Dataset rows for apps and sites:
######

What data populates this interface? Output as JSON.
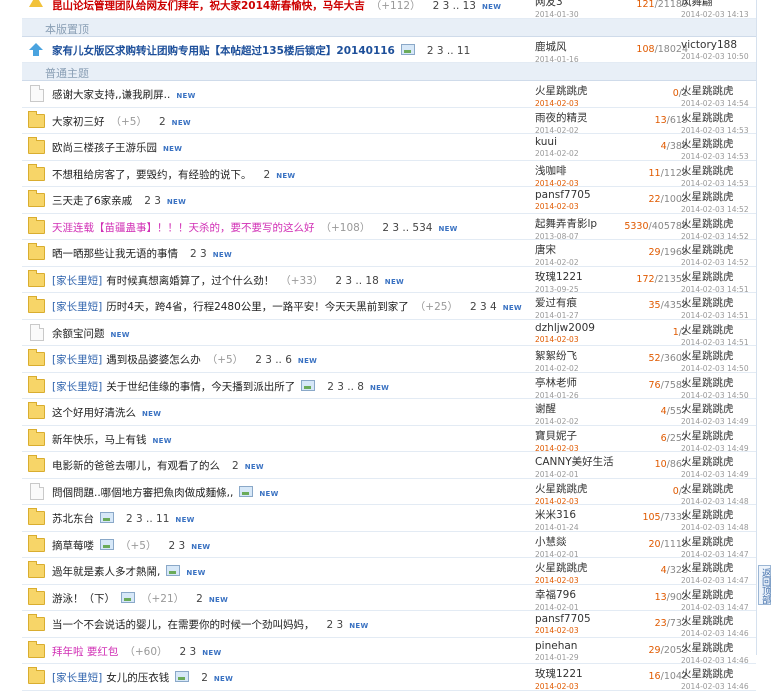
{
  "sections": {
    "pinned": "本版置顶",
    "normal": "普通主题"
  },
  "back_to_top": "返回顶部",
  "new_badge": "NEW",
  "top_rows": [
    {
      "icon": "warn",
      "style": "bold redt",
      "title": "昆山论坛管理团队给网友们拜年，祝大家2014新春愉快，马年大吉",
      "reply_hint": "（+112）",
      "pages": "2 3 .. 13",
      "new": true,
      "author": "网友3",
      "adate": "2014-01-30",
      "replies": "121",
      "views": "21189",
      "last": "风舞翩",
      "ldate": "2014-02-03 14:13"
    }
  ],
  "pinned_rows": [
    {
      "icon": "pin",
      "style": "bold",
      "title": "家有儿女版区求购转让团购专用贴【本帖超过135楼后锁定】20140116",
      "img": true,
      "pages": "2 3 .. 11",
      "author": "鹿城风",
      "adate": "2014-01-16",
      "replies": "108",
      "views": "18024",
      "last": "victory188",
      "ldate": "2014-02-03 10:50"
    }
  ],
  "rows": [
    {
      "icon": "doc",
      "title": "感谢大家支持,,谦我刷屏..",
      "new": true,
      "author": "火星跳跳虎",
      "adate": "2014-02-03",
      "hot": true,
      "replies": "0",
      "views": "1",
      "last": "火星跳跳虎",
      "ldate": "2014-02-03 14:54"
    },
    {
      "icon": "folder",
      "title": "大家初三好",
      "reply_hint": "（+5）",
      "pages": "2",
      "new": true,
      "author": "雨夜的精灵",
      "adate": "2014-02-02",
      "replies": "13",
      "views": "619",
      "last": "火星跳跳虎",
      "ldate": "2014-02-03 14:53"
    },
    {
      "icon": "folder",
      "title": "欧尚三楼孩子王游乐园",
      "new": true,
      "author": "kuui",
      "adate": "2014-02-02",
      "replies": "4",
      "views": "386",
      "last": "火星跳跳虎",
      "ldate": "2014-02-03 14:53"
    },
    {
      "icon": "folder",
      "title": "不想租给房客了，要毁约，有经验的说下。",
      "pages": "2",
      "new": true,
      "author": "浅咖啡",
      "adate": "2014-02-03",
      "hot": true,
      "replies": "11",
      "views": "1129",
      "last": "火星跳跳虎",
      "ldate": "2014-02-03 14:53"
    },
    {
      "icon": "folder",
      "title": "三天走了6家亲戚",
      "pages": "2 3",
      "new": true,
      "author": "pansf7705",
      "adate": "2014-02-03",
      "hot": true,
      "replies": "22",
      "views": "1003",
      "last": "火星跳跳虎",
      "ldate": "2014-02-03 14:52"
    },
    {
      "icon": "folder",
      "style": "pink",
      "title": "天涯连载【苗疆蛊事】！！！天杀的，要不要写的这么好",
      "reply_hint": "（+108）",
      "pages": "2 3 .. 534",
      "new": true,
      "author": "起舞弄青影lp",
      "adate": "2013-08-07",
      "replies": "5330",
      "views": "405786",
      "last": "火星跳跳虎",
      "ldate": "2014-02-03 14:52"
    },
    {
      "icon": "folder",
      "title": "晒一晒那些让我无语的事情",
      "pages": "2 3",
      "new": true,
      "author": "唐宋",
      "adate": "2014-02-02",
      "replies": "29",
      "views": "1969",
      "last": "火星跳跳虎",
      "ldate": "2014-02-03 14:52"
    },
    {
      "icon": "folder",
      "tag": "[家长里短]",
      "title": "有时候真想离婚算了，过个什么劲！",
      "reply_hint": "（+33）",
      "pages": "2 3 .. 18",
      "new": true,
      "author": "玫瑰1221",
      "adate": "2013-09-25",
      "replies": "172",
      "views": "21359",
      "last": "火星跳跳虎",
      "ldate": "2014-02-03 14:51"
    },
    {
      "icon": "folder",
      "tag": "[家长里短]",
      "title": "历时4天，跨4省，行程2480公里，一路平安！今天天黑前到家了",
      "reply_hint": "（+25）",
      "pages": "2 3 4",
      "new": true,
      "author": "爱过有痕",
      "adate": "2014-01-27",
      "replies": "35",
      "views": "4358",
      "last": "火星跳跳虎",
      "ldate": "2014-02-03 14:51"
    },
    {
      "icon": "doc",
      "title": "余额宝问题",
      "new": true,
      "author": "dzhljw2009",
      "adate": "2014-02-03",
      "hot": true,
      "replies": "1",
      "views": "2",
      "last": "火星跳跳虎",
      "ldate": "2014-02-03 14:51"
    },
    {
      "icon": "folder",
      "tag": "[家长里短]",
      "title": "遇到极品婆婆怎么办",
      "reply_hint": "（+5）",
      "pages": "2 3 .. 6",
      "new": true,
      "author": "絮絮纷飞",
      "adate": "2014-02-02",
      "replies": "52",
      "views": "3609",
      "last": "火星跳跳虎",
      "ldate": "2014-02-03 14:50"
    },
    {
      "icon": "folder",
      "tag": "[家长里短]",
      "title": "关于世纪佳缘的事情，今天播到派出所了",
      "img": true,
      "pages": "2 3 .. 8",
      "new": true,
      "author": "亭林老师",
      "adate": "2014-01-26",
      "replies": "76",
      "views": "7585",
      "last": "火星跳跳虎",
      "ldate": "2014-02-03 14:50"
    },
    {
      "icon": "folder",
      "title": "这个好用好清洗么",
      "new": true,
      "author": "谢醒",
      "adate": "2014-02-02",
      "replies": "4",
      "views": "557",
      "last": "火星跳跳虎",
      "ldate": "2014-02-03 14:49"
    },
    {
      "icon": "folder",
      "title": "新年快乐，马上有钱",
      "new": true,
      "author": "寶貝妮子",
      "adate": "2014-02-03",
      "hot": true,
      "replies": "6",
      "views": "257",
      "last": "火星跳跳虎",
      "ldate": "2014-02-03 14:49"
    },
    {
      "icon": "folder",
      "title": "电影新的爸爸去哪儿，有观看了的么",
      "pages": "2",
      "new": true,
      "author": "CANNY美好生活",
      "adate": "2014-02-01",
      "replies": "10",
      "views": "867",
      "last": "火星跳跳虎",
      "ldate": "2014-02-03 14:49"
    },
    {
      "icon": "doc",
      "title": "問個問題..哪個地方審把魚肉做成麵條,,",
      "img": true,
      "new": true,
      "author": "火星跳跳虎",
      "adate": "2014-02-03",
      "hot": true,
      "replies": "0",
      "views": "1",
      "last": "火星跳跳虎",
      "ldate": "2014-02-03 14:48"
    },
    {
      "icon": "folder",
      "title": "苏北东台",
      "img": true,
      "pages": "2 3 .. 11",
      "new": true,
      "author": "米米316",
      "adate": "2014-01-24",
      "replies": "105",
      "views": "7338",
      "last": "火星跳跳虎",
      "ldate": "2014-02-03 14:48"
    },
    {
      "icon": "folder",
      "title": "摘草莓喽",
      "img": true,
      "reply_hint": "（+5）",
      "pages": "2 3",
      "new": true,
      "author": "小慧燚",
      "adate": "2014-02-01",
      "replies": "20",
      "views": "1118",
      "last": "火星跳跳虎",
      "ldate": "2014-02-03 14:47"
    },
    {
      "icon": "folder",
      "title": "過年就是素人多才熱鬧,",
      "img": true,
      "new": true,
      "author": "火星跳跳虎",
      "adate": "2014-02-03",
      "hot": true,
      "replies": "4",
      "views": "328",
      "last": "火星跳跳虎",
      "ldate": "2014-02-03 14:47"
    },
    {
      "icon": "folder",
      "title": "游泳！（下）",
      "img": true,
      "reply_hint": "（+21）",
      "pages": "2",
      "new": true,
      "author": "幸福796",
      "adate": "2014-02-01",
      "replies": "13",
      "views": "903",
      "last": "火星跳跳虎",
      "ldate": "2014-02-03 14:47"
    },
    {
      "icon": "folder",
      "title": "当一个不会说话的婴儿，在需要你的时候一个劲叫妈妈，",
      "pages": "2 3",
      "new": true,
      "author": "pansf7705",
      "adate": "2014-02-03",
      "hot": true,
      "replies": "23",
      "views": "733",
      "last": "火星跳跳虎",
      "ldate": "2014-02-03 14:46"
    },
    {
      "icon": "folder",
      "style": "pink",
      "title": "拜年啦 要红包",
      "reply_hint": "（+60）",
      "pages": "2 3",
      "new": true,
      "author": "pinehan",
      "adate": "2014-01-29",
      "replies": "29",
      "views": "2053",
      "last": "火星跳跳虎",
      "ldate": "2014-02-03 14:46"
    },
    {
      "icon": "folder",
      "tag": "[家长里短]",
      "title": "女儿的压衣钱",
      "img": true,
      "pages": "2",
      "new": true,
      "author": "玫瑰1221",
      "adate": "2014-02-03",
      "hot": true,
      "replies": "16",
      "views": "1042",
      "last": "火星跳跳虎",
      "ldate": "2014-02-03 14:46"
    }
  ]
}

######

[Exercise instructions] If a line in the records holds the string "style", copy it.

[Finished exercise]
      "style": "bold redt",
      "style": "bold",
      "style": "pink",
      "style": "pink",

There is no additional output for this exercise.